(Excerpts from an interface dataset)
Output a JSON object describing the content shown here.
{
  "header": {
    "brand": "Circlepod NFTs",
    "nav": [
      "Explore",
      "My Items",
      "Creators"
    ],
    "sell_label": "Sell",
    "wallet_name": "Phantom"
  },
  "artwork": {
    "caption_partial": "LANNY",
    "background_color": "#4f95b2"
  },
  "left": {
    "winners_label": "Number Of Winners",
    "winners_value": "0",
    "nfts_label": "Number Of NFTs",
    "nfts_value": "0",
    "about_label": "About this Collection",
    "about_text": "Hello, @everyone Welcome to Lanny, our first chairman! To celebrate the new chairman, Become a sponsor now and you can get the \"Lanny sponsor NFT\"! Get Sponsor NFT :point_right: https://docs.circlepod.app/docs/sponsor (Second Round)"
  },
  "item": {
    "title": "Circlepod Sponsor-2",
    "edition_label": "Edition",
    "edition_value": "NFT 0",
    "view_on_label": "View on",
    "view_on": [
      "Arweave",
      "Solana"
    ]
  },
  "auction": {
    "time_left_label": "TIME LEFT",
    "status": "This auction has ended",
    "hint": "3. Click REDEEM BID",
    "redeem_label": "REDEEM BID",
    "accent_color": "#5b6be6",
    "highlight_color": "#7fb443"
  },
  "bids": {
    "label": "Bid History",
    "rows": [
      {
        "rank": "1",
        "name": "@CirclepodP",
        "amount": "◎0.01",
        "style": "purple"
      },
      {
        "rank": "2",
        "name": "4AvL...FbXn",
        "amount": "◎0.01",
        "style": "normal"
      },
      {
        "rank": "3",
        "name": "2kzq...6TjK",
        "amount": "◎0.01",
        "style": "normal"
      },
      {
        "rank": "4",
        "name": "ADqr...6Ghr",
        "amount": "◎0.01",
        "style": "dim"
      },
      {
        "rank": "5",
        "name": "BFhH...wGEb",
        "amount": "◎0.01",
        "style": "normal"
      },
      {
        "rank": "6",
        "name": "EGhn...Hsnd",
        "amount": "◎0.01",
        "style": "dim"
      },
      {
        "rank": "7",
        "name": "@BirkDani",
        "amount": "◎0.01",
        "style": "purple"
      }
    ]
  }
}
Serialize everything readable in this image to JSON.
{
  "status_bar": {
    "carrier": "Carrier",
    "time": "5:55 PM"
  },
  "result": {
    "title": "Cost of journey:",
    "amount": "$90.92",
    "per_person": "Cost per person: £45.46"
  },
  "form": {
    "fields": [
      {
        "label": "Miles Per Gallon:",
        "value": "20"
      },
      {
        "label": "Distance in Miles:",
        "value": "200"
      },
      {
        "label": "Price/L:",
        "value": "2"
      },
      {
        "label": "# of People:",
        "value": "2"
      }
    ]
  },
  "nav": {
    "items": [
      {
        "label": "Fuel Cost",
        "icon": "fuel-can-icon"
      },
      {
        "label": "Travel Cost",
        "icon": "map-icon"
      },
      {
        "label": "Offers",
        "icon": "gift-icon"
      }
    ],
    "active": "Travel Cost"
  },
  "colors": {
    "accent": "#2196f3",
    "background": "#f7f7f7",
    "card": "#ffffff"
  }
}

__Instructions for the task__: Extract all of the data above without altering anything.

__Output__:
Output a JSON object describing the content shown here.
{
  "header": {
    "brand": "Circlepod NFTs",
    "nav": [
      "Explore",
      "My Items",
      "Creators"
    ],
    "sell_label": "Sell",
    "wallet_name": "Phantom"
  },
  "artwork": {
    "caption_partial": "LANNY",
    "background_color": "#4f95b2"
  },
  "left": {
    "winners_label": "Number Of Winners",
    "winners_value": "0",
    "nfts_label": "Number Of NFTs",
    "nfts_value": "0",
    "about_label": "About this Collection",
    "about_text": "Hello, @everyone Welcome to Lanny, our first chairman! To celebrate the new chairman, Become a sponsor now and you can get the \"Lanny sponsor NFT\"! Get Sponsor NFT :point_right: https://docs.circlepod.app/docs/sponsor (Second Round)"
  },
  "item": {
    "title": "Circlepod Sponsor-2",
    "edition_label": "Edition",
    "edition_value": "NFT 0",
    "view_on_label": "View on",
    "view_on": [
      "Arweave",
      "Solana"
    ]
  },
  "auction": {
    "time_left_label": "TIME LEFT",
    "status": "This auction has ended",
    "hint": "3. Click REDEEM BID",
    "redeem_label": "REDEEM BID",
    "accent_color": "#5b6be6",
    "highlight_color": "#7fb443"
  },
  "bids": {
    "label": "Bid History",
    "rows": [
      {
        "rank": "1",
        "name": "@CirclepodP",
        "amount": "◎0.01",
        "style": "purple"
      },
      {
        "rank": "2",
        "name": "4AvL...FbXn",
        "amount": "◎0.01",
        "style": "normal"
      },
      {
        "rank": "3",
        "name": "2kzq...6TjK",
        "amount": "◎0.01",
        "style": "normal"
      },
      {
        "rank": "4",
        "name": "ADqr...6Ghr",
        "amount": "◎0.01",
        "style": "dim"
      },
      {
        "rank": "5",
        "name": "BFhH...wGEb",
        "amount": "◎0.01",
        "style": "normal"
      },
      {
        "rank": "6",
        "name": "EGhn...Hsnd",
        "amount": "◎0.01",
        "style": "dim"
      },
      {
        "rank": "7",
        "name": "@BirkDani",
        "amount": "◎0.01",
        "style": "purple"
      }
    ]
  }
}
Serialize everything readable in this image to JSON.
{
  "status_bar": {
    "carrier": "Carrier",
    "time": "5:55 PM"
  },
  "result": {
    "title": "Cost of journey:",
    "amount": "$90.92",
    "per_person": "Cost per person: £45.46"
  },
  "form": {
    "fields": [
      {
        "label": "Miles Per Gallon:",
        "value": "20"
      },
      {
        "label": "Distance in Miles:",
        "value": "200"
      },
      {
        "label": "Price/L:",
        "value": "2"
      },
      {
        "label": "# of People:",
        "value": "2"
      }
    ]
  },
  "nav": {
    "items": [
      {
        "label": "Fuel Cost",
        "icon": "fuel-can-icon"
      },
      {
        "label": "Travel Cost",
        "icon": "map-icon"
      },
      {
        "label": "Offers",
        "icon": "gift-icon"
      }
    ],
    "active": "Travel Cost"
  },
  "colors": {
    "accent": "#2196f3",
    "background": "#f7f7f7",
    "card": "#ffffff"
  }
}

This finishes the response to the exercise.